Written by Samantha Holvey
As an elder millennial I can speak from personal experiences, challenges, and the desires of my peers when it comes to our health care and the future of health care as we see it. We are the first generation that grew up with easy access to computers and the internet. We are extremely comfortable and trusting when it comes to technology and sharing our data. We have the world at our fingertips, and we want our health care at our fingertips as well.
Millennials are the largest generation group in the U.S., with an estimated population of 72.1 million. Born between 1981 and 1996, Millennials recently surpassed Baby Boomers as the biggest group, and will continue to be a major part of the population for many years. We are “adulting” and making health care decisions for ourselves and our families. Has your organization pivoted to address the following issues and is it poised to be successful as we millennials shake up the health care industry?
Digital access – This means more than just having a website.
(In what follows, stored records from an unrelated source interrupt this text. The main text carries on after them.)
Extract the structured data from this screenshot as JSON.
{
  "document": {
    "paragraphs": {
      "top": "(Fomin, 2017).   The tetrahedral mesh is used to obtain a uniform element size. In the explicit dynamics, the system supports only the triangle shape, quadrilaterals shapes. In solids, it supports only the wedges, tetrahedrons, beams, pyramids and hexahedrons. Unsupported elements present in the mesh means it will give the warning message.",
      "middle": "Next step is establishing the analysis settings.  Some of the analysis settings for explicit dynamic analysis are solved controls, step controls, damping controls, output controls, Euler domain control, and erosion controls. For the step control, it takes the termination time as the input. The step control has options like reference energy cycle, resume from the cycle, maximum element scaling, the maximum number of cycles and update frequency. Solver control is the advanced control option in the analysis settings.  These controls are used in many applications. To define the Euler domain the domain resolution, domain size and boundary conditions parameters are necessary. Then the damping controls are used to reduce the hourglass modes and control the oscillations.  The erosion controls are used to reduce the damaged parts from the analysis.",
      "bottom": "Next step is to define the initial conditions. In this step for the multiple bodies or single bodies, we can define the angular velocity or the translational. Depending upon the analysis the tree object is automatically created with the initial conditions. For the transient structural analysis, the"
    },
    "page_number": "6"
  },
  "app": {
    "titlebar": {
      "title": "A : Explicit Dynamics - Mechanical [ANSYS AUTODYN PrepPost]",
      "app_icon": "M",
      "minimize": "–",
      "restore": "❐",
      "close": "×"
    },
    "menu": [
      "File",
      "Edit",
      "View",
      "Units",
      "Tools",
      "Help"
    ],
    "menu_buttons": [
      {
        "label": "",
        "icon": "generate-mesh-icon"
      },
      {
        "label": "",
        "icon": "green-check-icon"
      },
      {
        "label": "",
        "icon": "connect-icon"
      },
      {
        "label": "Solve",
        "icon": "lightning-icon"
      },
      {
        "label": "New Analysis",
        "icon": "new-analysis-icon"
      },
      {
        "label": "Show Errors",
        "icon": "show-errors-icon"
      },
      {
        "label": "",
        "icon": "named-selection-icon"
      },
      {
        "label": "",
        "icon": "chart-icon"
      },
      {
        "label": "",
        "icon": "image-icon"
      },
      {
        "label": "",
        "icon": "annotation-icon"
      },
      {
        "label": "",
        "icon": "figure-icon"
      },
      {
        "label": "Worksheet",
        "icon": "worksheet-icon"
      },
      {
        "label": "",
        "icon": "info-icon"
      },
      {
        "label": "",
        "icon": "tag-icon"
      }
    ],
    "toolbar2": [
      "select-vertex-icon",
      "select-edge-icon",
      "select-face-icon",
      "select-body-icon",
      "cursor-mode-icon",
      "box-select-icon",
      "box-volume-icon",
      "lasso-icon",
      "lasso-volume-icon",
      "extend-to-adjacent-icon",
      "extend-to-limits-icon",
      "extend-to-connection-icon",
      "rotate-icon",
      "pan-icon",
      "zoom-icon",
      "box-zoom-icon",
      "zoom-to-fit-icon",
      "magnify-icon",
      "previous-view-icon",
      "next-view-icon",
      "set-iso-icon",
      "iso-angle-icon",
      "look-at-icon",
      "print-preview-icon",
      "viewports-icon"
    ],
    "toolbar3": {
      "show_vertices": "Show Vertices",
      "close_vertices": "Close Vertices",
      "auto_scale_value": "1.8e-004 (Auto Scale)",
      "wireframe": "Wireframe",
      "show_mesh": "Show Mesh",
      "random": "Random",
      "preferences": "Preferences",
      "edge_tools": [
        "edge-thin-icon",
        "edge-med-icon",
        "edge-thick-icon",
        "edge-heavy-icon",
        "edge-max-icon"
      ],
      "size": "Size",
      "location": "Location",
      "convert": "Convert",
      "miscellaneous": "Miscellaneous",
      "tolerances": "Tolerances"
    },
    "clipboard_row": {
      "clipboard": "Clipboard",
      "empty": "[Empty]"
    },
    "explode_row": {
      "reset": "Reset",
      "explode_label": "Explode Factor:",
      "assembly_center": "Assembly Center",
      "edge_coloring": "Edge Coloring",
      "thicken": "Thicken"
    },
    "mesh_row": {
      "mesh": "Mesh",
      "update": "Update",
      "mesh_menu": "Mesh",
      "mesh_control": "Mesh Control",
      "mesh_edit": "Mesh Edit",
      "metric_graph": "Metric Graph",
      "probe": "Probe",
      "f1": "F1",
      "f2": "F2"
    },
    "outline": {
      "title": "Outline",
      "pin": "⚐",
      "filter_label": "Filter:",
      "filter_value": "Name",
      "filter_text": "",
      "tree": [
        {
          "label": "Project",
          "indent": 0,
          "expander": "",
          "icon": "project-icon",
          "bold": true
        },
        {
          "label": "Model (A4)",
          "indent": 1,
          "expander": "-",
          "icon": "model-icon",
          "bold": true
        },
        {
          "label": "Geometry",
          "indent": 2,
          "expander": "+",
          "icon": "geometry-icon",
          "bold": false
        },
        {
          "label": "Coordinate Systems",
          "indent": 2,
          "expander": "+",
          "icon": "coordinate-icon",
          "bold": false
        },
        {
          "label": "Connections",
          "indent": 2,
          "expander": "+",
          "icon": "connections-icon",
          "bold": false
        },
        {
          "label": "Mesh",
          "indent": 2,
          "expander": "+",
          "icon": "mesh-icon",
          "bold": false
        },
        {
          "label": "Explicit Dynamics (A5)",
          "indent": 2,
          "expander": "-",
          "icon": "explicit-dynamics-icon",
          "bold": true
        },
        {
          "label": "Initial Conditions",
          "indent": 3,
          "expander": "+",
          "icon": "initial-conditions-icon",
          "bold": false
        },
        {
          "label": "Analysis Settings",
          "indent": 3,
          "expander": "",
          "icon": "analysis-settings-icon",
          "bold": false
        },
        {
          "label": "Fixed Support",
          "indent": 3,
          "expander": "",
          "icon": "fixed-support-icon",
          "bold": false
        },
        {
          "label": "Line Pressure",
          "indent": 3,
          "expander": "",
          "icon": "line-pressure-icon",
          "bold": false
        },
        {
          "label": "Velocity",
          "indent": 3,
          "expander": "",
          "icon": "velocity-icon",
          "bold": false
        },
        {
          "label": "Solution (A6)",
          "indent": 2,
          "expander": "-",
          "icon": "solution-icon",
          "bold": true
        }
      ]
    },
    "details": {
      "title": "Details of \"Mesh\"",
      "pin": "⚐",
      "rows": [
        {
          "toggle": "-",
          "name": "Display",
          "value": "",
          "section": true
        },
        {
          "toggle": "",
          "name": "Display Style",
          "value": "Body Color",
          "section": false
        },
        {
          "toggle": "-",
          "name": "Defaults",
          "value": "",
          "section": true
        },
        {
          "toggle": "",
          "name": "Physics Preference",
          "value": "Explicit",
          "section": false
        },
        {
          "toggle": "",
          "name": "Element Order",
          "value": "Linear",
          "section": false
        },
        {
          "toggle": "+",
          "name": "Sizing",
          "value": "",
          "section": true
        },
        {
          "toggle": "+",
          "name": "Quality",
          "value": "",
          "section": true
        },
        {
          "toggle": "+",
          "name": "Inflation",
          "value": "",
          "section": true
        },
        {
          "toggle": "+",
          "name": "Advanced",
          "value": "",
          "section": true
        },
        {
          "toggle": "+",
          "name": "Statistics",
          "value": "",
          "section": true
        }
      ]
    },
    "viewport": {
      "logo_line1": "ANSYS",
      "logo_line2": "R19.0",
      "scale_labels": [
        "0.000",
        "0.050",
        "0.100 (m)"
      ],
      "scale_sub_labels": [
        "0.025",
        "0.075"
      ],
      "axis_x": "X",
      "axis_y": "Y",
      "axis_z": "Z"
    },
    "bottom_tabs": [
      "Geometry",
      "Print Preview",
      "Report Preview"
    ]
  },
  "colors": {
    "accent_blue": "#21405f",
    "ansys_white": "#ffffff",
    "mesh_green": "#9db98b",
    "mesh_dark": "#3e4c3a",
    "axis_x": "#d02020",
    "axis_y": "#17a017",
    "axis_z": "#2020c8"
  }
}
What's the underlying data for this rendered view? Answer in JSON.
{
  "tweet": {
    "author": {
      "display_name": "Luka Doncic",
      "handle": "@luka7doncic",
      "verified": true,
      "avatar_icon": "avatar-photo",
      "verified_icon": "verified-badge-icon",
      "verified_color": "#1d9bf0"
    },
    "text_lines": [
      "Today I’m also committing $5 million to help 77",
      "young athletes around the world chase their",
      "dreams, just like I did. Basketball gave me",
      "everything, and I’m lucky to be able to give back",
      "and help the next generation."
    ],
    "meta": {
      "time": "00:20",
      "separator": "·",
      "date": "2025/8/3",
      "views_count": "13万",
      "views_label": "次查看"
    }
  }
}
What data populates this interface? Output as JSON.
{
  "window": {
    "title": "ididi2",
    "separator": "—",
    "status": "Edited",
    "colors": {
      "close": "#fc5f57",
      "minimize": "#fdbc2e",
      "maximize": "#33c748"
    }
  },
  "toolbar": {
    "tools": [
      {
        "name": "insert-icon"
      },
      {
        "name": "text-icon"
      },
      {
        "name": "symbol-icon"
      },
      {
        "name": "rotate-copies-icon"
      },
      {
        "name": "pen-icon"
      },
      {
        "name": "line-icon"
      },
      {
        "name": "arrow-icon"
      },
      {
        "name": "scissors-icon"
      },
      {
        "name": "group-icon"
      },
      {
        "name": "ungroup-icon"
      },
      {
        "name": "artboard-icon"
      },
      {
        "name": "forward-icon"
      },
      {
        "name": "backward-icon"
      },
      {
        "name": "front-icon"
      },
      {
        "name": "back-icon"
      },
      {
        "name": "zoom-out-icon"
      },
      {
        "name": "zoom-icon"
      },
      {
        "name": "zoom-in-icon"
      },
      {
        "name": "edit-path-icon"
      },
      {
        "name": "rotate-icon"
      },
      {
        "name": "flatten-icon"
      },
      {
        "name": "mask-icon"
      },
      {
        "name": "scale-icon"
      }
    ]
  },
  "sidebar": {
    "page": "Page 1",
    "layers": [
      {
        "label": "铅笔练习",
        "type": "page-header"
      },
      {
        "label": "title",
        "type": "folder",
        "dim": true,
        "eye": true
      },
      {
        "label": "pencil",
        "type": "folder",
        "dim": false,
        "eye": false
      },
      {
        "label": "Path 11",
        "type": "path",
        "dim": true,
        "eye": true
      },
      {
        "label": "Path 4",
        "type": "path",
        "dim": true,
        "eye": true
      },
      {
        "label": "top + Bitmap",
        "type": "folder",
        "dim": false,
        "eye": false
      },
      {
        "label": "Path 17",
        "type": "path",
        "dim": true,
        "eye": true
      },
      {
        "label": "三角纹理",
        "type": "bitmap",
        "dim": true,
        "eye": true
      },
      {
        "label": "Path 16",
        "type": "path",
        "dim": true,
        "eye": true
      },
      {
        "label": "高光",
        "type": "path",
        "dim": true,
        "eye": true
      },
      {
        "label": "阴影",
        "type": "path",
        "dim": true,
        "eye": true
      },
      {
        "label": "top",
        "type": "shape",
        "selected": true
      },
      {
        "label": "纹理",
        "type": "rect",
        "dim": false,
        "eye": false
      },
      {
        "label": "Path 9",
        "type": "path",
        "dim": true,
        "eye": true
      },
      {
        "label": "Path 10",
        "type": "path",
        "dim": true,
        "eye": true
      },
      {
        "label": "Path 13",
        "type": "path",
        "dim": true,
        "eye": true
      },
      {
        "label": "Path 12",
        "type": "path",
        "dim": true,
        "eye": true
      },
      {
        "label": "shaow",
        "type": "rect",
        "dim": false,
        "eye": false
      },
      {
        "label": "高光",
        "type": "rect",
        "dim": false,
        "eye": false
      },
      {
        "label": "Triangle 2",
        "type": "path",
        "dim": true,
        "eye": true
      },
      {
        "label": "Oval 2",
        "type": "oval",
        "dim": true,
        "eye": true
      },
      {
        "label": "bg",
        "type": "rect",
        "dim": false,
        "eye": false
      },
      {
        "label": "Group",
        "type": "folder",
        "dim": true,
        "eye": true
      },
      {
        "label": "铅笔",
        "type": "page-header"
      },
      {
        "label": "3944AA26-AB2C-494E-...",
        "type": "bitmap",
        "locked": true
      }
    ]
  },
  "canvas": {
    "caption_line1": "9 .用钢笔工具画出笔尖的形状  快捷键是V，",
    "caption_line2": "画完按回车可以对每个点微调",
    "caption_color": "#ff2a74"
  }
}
Yesterday I met with my dermatologist and endocrinologist without leaving my home. After the onset of COVID-19, telehealth skyrocketed and so did new online provider platforms. With online/app providers like Teladoc, Lemonaid Health, Apostrophe, Better Help, etc. (the list is endless) we no longer have to leave our homes to seek medical help and we have access when we want it. In a Salesforce survey, 6 out of 10 millennials support telemedicine, such as video chats, instead of in-person visits. Even more want their doctors to give them a mobile app for booking appointments, reviewing health records, and managing their preventive care.
Transparency - More likely to be unemployed than prior generations were at our age, millennials worry about health care costs. In 2017, the Employee Benefit Research Institute (EBRI), in collaboration with Greenwald and Associates, polled more than 3,560 adults with health insurance. Across generations, millennials were most likely to report researching costs online, investigating whether insurance covered care and discussing treatment costs with a doctor.A PNC poll found that millennials are more willing than older patients to request an upfront price estimate. One in two said they would delay or skip health care because of costs.
Impatient patients – Most millennials also work as freelancers, typically telecommuting to their job, according to Upwork. But to be a freelancer, you need good time management skills, which is exactly the appeal of an urgent care visit. We understand the value of time and never seem to have enough of it, so there’s no room in our lives for a long wait time to either make an appointment to see a clinician or to waste time in a waiting room. PNC Healthcare did a study in 2017 that showed millennials are twice as likely as baby boomers to favor an urgent care or retail clinic.
We do the research – Growing up as a millennial we were taught that to be successful you need a bachelor’s degree and to be really successful you need an advanced degree like a master’s, JD, or MD. But then we graduated amid a financial crisis and struggled to pay our student loans. Thus, we are the most educated generation, with a strong distrust for authority.
In a survey by Grayhealth and Kantar Health, just 41% of millennials noted that they trust physicians as the best source of health information. Barely a fourth agreed that physicians and pharmacists give them the information they need to make decisions. Millennials also are looking for payers to transform to meet our needs, according to results from a recent survey by HealthEdge Software.
We are inclined to do our own health care research online, including comparing treatment options, and checking quality ratings of physicians and hospitals. We also consult friends, family, blogs, message boards and websites like WebMD and Mayo Clinic.
Holistic health – With all that student loan debt and financial insecurity, it’s no wonder that we experience more anxiety than previous generations. Which is why exercise, nutrition, and therapy are just as essential to us as antibiotics. We view health as more than just a lack of disease. A Welltok survey found that more than 90 percent of millennials want support for emotional/mental health, adequate sleep, and positive family relationships. The survey noted that only 53 percent of respondents said that their providers only care about diagnosing and treating them when they are sick; while 87 percent believe that providers should support their total health and well-being.
The health care industry is changing as millennials demand a more flexible, efficient, convenient system. With a trust and aptitude in technology that has led to a boom in the wearables industry, we are a generation to be reckoned with. Where and how millennials will contribute to the health care industry is the $3.4 trillion question that you don’t want to answer incorrectly.